_WHAT IS NEEDED_
Reading the data below, count the lines that carry the string "emit". Give nothing but the count.
[[ PROVIDED INFORMATION, beginning ]]
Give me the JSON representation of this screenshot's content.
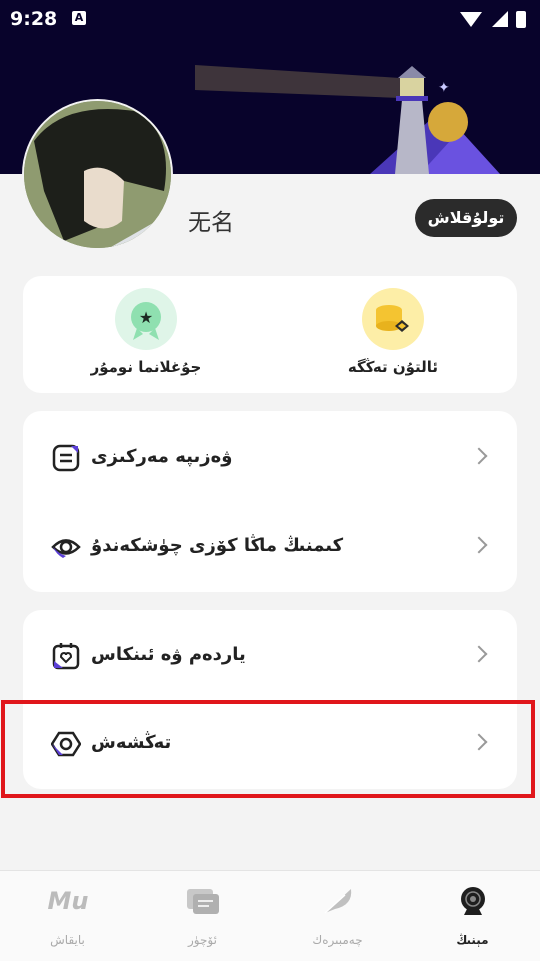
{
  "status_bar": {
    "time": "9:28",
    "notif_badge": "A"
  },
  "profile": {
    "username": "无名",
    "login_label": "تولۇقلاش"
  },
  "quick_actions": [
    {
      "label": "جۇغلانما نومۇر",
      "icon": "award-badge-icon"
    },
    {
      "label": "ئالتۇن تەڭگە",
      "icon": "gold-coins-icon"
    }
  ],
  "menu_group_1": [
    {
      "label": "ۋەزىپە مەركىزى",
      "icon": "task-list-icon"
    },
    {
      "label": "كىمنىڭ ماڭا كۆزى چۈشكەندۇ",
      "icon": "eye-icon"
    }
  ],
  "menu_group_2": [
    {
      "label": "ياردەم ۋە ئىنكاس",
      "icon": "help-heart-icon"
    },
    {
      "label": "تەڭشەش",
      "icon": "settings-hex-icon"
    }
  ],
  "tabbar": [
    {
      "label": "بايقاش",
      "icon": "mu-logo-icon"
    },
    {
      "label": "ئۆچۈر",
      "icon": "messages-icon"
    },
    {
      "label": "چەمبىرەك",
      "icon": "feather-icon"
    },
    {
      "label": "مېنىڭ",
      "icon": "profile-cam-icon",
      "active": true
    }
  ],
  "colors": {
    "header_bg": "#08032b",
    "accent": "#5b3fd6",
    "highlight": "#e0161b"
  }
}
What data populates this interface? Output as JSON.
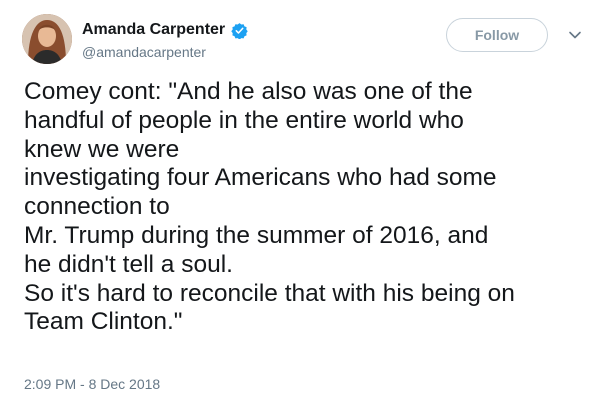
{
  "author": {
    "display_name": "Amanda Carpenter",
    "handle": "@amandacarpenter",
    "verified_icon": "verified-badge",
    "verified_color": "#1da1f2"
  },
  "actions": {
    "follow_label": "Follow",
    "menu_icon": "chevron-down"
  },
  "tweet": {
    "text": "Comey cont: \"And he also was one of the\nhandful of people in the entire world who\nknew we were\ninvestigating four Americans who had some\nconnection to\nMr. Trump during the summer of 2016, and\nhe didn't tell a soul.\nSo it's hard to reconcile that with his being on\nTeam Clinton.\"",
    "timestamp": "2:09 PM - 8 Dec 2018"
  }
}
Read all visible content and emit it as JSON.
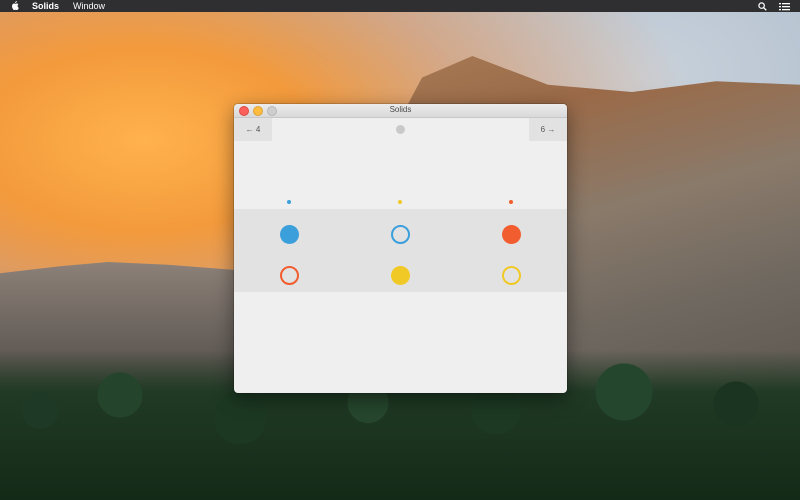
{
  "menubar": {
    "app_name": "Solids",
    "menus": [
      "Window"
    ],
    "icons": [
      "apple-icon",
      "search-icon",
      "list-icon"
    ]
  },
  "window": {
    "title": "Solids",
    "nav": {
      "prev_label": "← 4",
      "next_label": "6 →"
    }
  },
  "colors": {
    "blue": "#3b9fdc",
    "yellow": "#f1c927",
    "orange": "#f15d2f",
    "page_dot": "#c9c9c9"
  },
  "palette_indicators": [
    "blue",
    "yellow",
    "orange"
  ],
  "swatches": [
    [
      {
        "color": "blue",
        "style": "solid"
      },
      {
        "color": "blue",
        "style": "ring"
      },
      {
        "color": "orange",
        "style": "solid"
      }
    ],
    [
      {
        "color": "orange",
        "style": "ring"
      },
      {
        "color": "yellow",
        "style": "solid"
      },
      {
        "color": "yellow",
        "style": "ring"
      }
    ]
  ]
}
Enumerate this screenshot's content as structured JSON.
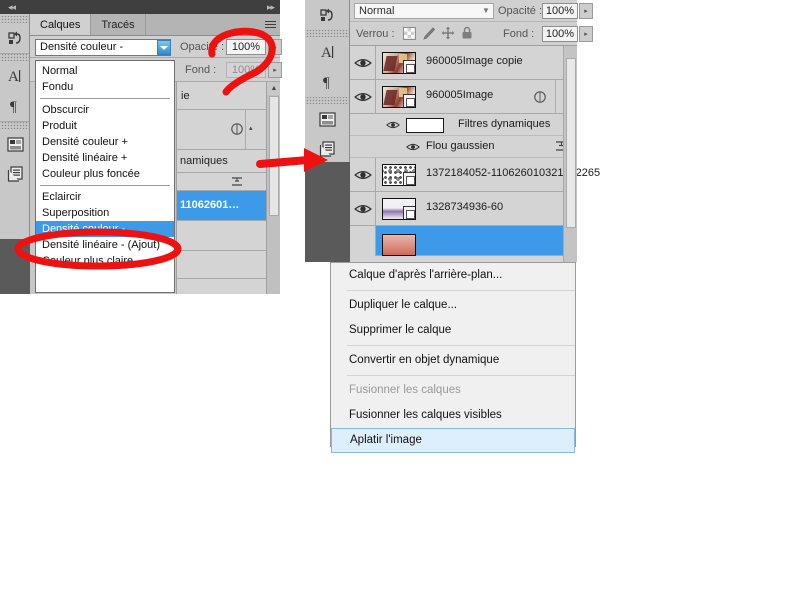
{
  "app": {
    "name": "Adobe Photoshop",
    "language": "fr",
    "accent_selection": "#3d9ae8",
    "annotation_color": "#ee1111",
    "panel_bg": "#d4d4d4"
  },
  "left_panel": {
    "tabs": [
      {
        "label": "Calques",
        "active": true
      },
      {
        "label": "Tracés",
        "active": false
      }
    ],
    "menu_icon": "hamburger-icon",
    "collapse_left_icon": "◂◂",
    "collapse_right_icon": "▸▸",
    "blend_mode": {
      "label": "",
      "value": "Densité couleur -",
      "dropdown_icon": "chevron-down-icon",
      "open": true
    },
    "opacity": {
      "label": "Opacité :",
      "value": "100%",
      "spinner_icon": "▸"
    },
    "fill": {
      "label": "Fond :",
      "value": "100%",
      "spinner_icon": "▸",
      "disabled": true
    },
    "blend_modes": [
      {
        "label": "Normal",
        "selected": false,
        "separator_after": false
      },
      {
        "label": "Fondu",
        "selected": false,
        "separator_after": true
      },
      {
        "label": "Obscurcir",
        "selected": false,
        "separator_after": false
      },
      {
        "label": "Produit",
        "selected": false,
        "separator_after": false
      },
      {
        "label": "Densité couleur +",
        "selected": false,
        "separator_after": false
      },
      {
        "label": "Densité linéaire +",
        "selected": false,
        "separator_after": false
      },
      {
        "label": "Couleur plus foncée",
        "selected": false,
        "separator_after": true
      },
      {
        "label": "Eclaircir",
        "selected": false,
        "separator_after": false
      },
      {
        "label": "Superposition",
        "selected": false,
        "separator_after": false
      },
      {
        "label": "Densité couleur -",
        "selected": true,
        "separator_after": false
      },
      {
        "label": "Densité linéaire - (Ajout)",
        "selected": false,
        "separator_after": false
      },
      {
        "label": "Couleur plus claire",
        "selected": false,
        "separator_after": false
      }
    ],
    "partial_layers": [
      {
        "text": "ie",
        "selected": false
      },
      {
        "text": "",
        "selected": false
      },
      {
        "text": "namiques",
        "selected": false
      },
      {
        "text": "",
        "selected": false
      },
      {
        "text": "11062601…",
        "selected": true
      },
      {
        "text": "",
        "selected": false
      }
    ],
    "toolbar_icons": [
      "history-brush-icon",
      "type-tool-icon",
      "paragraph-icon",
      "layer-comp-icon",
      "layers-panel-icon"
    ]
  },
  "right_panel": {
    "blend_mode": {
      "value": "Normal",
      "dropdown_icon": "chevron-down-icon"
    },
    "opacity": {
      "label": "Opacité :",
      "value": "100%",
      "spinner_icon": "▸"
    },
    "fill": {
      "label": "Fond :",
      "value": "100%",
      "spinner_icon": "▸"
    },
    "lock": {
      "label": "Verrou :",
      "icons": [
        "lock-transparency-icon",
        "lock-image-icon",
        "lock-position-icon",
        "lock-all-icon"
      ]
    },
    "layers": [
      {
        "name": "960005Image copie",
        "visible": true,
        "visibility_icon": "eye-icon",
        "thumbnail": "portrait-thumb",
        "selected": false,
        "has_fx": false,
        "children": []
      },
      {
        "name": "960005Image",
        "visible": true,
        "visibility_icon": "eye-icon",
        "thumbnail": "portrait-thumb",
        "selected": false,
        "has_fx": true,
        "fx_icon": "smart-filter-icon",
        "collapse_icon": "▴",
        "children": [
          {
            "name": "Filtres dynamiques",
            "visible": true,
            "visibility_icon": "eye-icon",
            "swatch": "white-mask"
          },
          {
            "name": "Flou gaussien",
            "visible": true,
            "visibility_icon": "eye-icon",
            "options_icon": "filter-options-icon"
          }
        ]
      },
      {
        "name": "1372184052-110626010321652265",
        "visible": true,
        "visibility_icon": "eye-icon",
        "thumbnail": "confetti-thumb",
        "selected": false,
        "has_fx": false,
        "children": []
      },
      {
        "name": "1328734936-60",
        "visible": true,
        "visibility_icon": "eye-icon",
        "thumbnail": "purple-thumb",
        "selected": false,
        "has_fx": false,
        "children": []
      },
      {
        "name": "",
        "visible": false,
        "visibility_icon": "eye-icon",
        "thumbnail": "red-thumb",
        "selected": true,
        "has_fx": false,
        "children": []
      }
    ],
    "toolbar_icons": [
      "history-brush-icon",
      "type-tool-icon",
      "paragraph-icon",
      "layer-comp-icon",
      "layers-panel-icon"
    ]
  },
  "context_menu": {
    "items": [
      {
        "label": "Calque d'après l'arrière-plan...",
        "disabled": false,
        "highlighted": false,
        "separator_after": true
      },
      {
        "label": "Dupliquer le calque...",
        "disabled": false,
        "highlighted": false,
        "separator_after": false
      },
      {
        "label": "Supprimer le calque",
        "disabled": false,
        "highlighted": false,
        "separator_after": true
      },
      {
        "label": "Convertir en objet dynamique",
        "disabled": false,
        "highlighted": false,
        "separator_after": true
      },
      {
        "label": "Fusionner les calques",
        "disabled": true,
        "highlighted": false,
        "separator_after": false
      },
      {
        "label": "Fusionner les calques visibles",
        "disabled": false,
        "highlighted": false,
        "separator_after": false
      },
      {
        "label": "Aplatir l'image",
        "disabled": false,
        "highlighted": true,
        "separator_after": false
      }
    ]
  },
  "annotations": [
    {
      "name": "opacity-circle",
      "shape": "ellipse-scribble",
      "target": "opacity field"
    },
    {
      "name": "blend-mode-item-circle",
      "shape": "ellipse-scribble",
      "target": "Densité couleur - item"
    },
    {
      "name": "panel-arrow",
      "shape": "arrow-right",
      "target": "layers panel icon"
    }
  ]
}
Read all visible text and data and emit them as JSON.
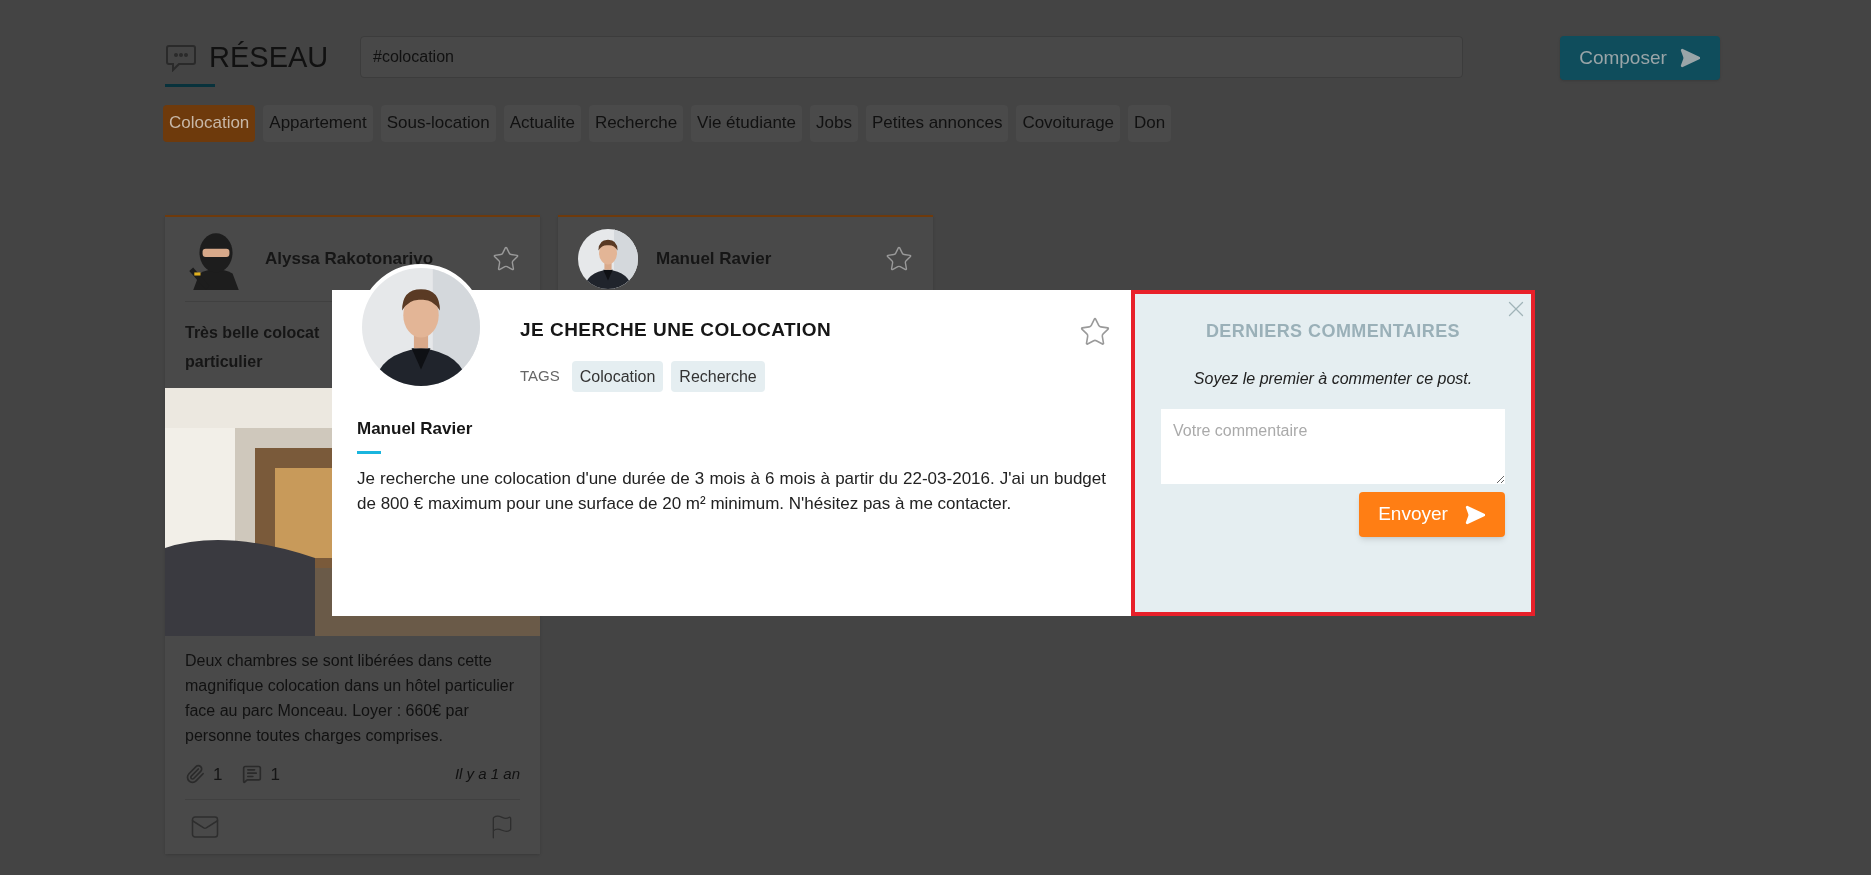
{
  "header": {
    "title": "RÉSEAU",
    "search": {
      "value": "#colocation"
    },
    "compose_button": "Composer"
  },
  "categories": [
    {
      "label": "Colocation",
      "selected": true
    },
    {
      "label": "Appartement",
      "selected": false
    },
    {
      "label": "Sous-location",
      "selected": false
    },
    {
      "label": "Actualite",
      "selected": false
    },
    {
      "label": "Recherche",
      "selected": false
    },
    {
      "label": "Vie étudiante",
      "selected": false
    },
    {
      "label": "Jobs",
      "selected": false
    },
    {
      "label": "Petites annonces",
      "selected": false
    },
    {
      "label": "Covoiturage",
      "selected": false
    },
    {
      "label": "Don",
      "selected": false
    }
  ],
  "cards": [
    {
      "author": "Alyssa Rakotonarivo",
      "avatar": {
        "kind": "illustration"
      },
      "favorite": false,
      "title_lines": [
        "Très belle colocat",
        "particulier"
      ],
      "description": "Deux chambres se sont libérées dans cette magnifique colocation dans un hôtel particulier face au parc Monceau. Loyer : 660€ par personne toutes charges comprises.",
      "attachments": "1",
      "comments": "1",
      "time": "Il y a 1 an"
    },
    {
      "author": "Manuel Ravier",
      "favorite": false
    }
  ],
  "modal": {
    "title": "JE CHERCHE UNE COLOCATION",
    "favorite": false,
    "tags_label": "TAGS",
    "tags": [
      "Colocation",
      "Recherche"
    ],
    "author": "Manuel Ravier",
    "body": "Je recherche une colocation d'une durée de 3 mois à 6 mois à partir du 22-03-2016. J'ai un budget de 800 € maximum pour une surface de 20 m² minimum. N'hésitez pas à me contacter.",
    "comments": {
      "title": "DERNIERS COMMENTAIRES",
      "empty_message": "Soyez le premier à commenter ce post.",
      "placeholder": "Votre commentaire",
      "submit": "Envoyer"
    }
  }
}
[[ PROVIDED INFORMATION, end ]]
_EXERCISE OUTPUT_
2